To do
Gather each line containing the string "summary" from these entries.

*** Opening Data to examine ***

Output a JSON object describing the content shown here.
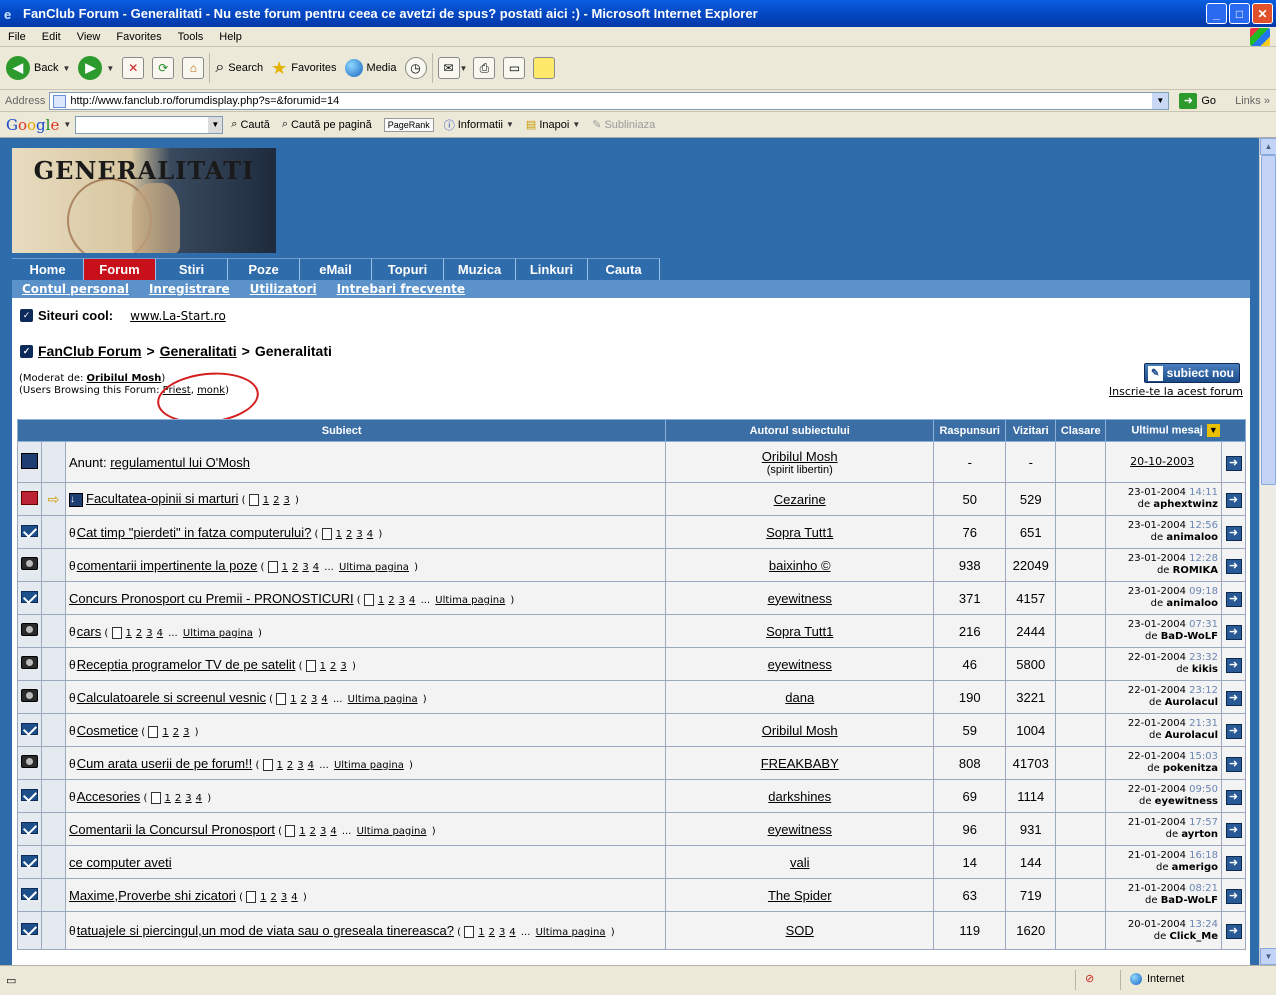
{
  "window": {
    "title": "FanClub Forum - Generalitati - Nu este forum pentru ceea ce avetzi de spus? postati aici :) - Microsoft Internet Explorer"
  },
  "menu": [
    "File",
    "Edit",
    "View",
    "Favorites",
    "Tools",
    "Help"
  ],
  "toolbar": {
    "back": "Back",
    "search": "Search",
    "favorites": "Favorites",
    "media": "Media"
  },
  "address": {
    "label": "Address",
    "url": "http://www.fanclub.ro/forumdisplay.php?s=&forumid=14",
    "go": "Go",
    "links": "Links"
  },
  "google": {
    "search_btn": "Caută",
    "search_page": "Caută pe pagină",
    "pagerank": "PageRank",
    "info": "Informatii",
    "back": "Inapoi",
    "highlight": "Subliniaza"
  },
  "banner": {
    "text": "GENERALITATI"
  },
  "nav_tabs": [
    "Home",
    "Forum",
    "Stiri",
    "Poze",
    "eMail",
    "Topuri",
    "Muzica",
    "Linkuri",
    "Cauta"
  ],
  "sub_nav": [
    "Contul personal",
    "Inregistrare",
    "Utilizatori",
    "Intrebari frecvente"
  ],
  "cool_sites": {
    "label": "Siteuri cool:",
    "link": "www.La-Start.ro"
  },
  "breadcrumb": {
    "root": "FanClub Forum",
    "parent": "Generalitati",
    "current": "Generalitati"
  },
  "moderator": {
    "prefix": "(Moderat de: ",
    "name": "Oribilul Mosh",
    "suffix": ")",
    "browsing_prefix": "(Users Browsing this Forum: ",
    "user1": "Priest",
    "user2": "monk",
    "browsing_suffix": ")"
  },
  "new_thread": "subiect nou",
  "subscribe": "Inscrie-te la acest forum",
  "table": {
    "headers": {
      "subject": "Subiect",
      "author": "Autorul subiectului",
      "replies": "Raspunsuri",
      "views": "Vizitari",
      "rating": "Clasare",
      "last": "Ultimul mesaj"
    },
    "announcement": {
      "prefix": "Anunt:",
      "title": "regulamentul lui O'Mosh",
      "author": "Oribilul Mosh",
      "author_sub": "(spirit libertin)",
      "replies": "-",
      "views": "-",
      "date": "20-10-2003"
    },
    "rows": [
      {
        "title": "Facultatea-opinii si marturi",
        "pages": "1 2 3",
        "extra": "",
        "author": "Cezarine",
        "replies": "50",
        "views": "529",
        "date": "23-01-2004",
        "time": "14:11",
        "by": "aphextwinz"
      },
      {
        "title": "Cat timp \"pierdeti\" in fatza computerului?",
        "pages": "1 2 3 4",
        "extra": "",
        "author": "Sopra Tutt1",
        "replies": "76",
        "views": "651",
        "date": "23-01-2004",
        "time": "12:56",
        "by": "animaloo"
      },
      {
        "title": "comentarii impertinente la poze",
        "pages": "1 2 3 4 ...",
        "extra": "Ultima pagina",
        "author": "baixinho ©",
        "replies": "938",
        "views": "22049",
        "date": "23-01-2004",
        "time": "12:28",
        "by": "ROMIKA"
      },
      {
        "title": "Concurs Pronosport cu Premii - PRONOSTICURI",
        "pages": "1 2 3 4 ...",
        "extra": "Ultima pagina",
        "author": "eyewitness",
        "replies": "371",
        "views": "4157",
        "date": "23-01-2004",
        "time": "09:18",
        "by": "animaloo"
      },
      {
        "title": "cars",
        "pages": "1 2 3 4 ...",
        "extra": "Ultima pagina",
        "author": "Sopra Tutt1",
        "replies": "216",
        "views": "2444",
        "date": "23-01-2004",
        "time": "07:31",
        "by": "BaD-WoLF"
      },
      {
        "title": "Receptia programelor TV de pe satelit",
        "pages": "1 2 3",
        "extra": "",
        "author": "eyewitness",
        "replies": "46",
        "views": "5800",
        "date": "22-01-2004",
        "time": "23:32",
        "by": "kikis"
      },
      {
        "title": "Calculatoarele si screenul vesnic",
        "pages": "1 2 3 4 ...",
        "extra": "Ultima pagina",
        "author": "dana",
        "replies": "190",
        "views": "3221",
        "date": "22-01-2004",
        "time": "23:12",
        "by": "Aurolacul"
      },
      {
        "title": "Cosmetice",
        "pages": "1 2 3",
        "extra": "",
        "author": "Oribilul Mosh",
        "replies": "59",
        "views": "1004",
        "date": "22-01-2004",
        "time": "21:31",
        "by": "Aurolacul"
      },
      {
        "title": "Cum arata userii de pe forum!!",
        "pages": "1 2 3 4 ...",
        "extra": "Ultima pagina",
        "author": "FREAKBABY",
        "replies": "808",
        "views": "41703",
        "date": "22-01-2004",
        "time": "15:03",
        "by": "pokenitza"
      },
      {
        "title": "Accesories",
        "pages": "1 2 3 4",
        "extra": "",
        "author": "darkshines",
        "replies": "69",
        "views": "1114",
        "date": "22-01-2004",
        "time": "09:50",
        "by": "eyewitness"
      },
      {
        "title": "Comentarii la Concursul Pronosport",
        "pages": "1 2 3 4 ...",
        "extra": "Ultima pagina",
        "author": "eyewitness",
        "replies": "96",
        "views": "931",
        "date": "21-01-2004",
        "time": "17:57",
        "by": "ayrton"
      },
      {
        "title": "ce computer aveti",
        "pages": "",
        "extra": "",
        "author": "vali",
        "replies": "14",
        "views": "144",
        "date": "21-01-2004",
        "time": "16:18",
        "by": "amerigo"
      },
      {
        "title": "Maxime,Proverbe shi zicatori",
        "pages": "1 2 3 4",
        "extra": "",
        "author": "The Spider",
        "replies": "63",
        "views": "719",
        "date": "21-01-2004",
        "time": "08:21",
        "by": "BaD-WoLF"
      },
      {
        "title": "tatuajele si piercingul,un mod de viata sau o greseala tinereasca?",
        "pages": "1 2 3 4 ...",
        "extra": "Ultima pagina",
        "author": "SOD",
        "replies": "119",
        "views": "1620",
        "date": "20-01-2004",
        "time": "13:24",
        "by": "Click_Me"
      }
    ],
    "by_prefix": "de"
  },
  "statusbar": {
    "zone": "Internet"
  }
}
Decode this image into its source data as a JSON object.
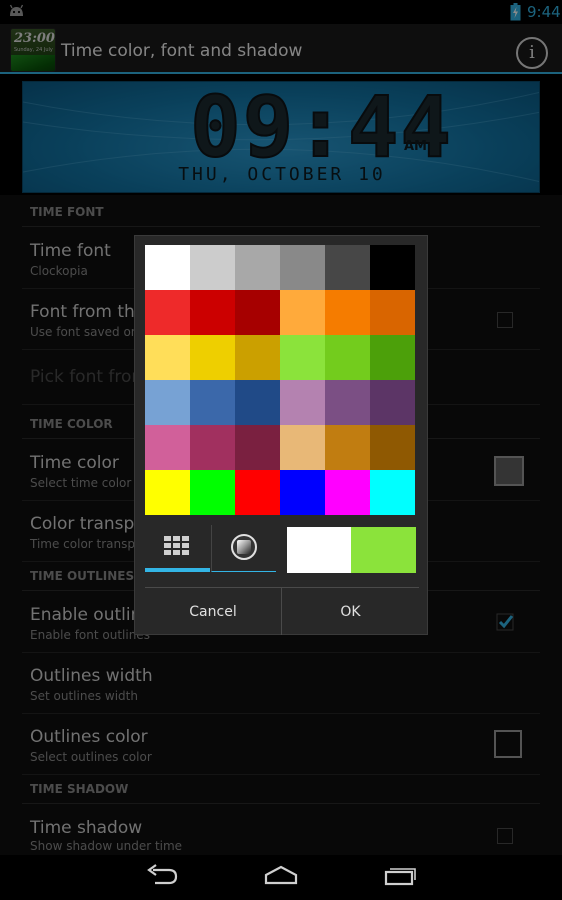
{
  "status_bar": {
    "time": "9:44",
    "icons": [
      "android-icon",
      "battery-charging-icon"
    ]
  },
  "action_bar": {
    "title": "Time color, font and shadow",
    "app_icon": {
      "time": "23:00",
      "date": "Sunday, 24 July"
    },
    "info_icon": "info-icon",
    "info_glyph": "i"
  },
  "preview": {
    "time": "09:44",
    "ampm": "AM",
    "date": "THU, OCTOBER 10"
  },
  "settings": {
    "time_font_header": "TIME FONT",
    "time_font": {
      "title": "Time font",
      "summary": "Clockopia"
    },
    "font_from_file": {
      "title": "Font from the",
      "summary": "Use font saved on",
      "checked": false
    },
    "pick_font": {
      "title": "Pick font from"
    },
    "time_color_header": "TIME COLOR",
    "time_color": {
      "title": "Time color",
      "summary": "Select time color",
      "swatch": "#606060"
    },
    "color_transparency": {
      "title": "Color transpa",
      "summary": "Time color transp"
    },
    "time_outlines_header": "TIME OUTLINES",
    "enable_outlines": {
      "title": "Enable outline",
      "summary": "Enable font outlines",
      "checked": true
    },
    "outlines_width": {
      "title": "Outlines width",
      "summary": "Set outlines width"
    },
    "outlines_color": {
      "title": "Outlines color",
      "summary": "Select outlines color"
    },
    "time_shadow_header": "TIME SHADOW",
    "time_shadow": {
      "title": "Time shadow",
      "summary": "Show shadow under time",
      "checked": false
    }
  },
  "color_dialog": {
    "palette": [
      [
        "#ffffff",
        "#cccccc",
        "#a8a8a8",
        "#898989",
        "#474747",
        "#000000"
      ],
      [
        "#ee2a2a",
        "#cc0000",
        "#a60000",
        "#ffaa3b",
        "#f57c00",
        "#d96500"
      ],
      [
        "#ffde59",
        "#eecf00",
        "#cba000",
        "#8be33b",
        "#73cc1d",
        "#4ca00a"
      ],
      [
        "#77a2d4",
        "#3b68aa",
        "#204a87",
        "#b482b0",
        "#7b4f84",
        "#5c3566"
      ],
      [
        "#d1609a",
        "#a1305f",
        "#7a2040",
        "#e8b877",
        "#c17d11",
        "#8f5902"
      ],
      [
        "#ffff00",
        "#00ff00",
        "#ff0000",
        "#0000ff",
        "#ff00ff",
        "#00ffff"
      ]
    ],
    "tabs": [
      {
        "icon": "palette-grid-icon",
        "selected": true
      },
      {
        "icon": "gradient-picker-icon",
        "selected": false
      }
    ],
    "old_color": "#ffffff",
    "new_color": "#8be33b",
    "cancel_label": "Cancel",
    "ok_label": "OK"
  },
  "accent_color": "#33b5e5",
  "nav_bar": {
    "icons": [
      "back-icon",
      "home-icon",
      "recent-apps-icon"
    ]
  }
}
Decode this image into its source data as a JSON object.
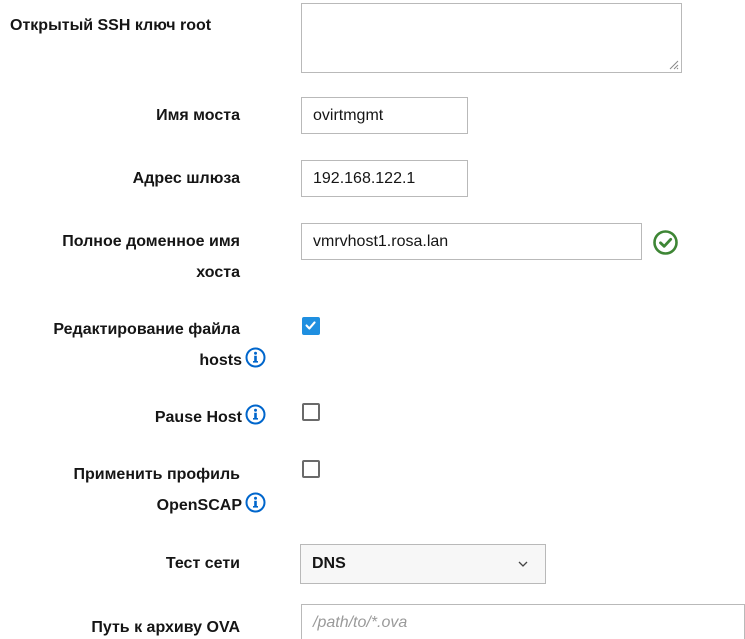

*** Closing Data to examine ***

Expected answer
      "summary": "Clockopia"
      "summary": "Use font saved on",
      "summary": "Select time color",
      "summary": "Time color transp"
      "summary": "Enable font outlines",
      "summary": "Set outlines width"
      "summary": "Select outlines color"
      "summary": "Show shadow under time",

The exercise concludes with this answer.